**Information shown:**
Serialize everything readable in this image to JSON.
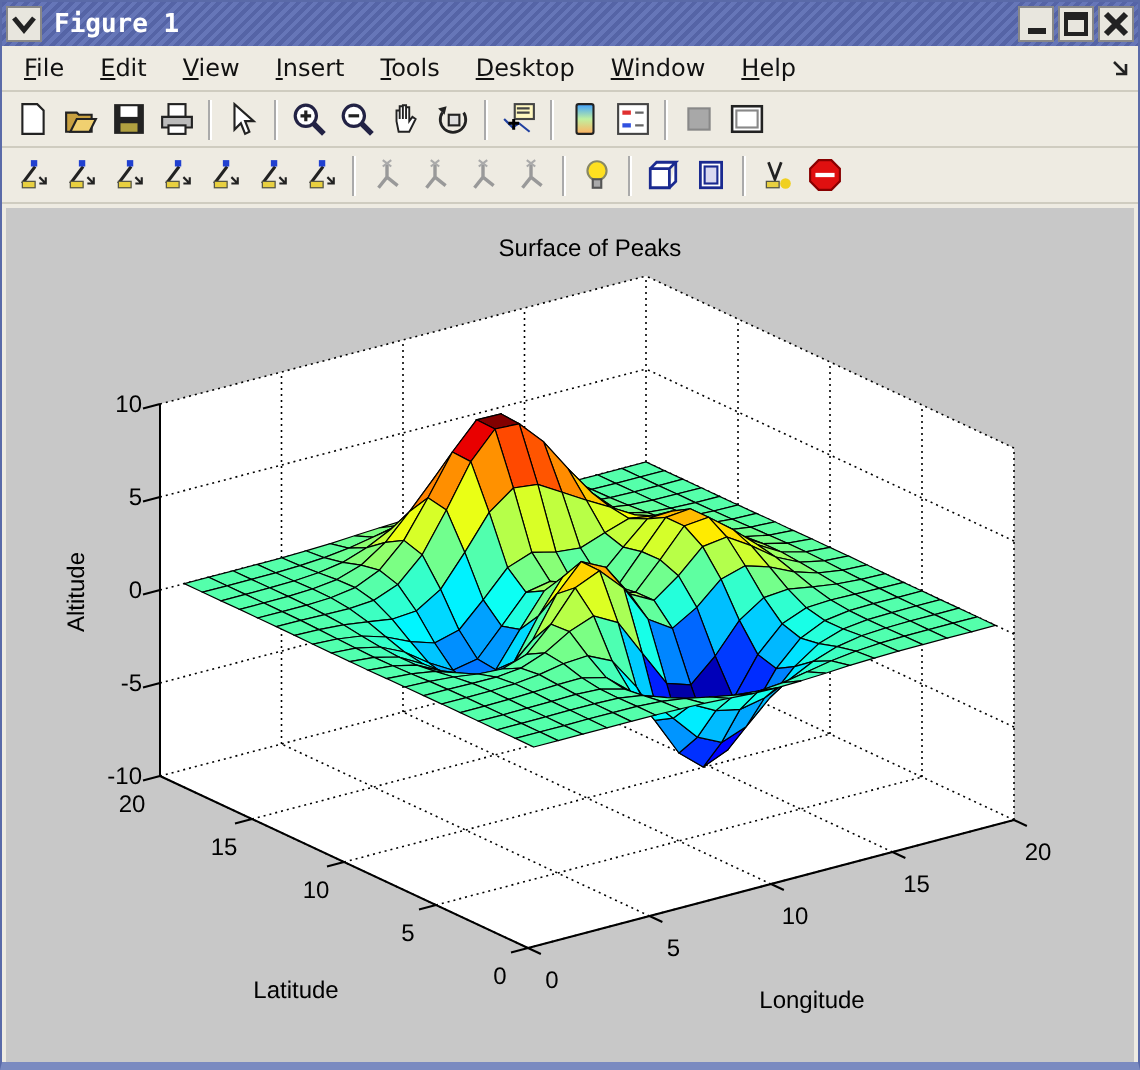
{
  "window": {
    "title": "Figure 1"
  },
  "menu": [
    {
      "label": "File"
    },
    {
      "label": "Edit"
    },
    {
      "label": "View"
    },
    {
      "label": "Insert"
    },
    {
      "label": "Tools"
    },
    {
      "label": "Desktop"
    },
    {
      "label": "Window"
    },
    {
      "label": "Help"
    }
  ],
  "plot": {
    "title": "Surface of Peaks",
    "xlabel": "Longitude",
    "ylabel": "Latitude",
    "zlabel": "Altitude",
    "xticks": [
      "0",
      "5",
      "10",
      "15",
      "20"
    ],
    "yticks": [
      "0",
      "5",
      "10",
      "15",
      "20"
    ],
    "zticks": [
      "10",
      "5",
      "0",
      "-5",
      "-10"
    ]
  }
}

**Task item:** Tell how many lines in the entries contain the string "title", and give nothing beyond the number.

**Exercise output:** 2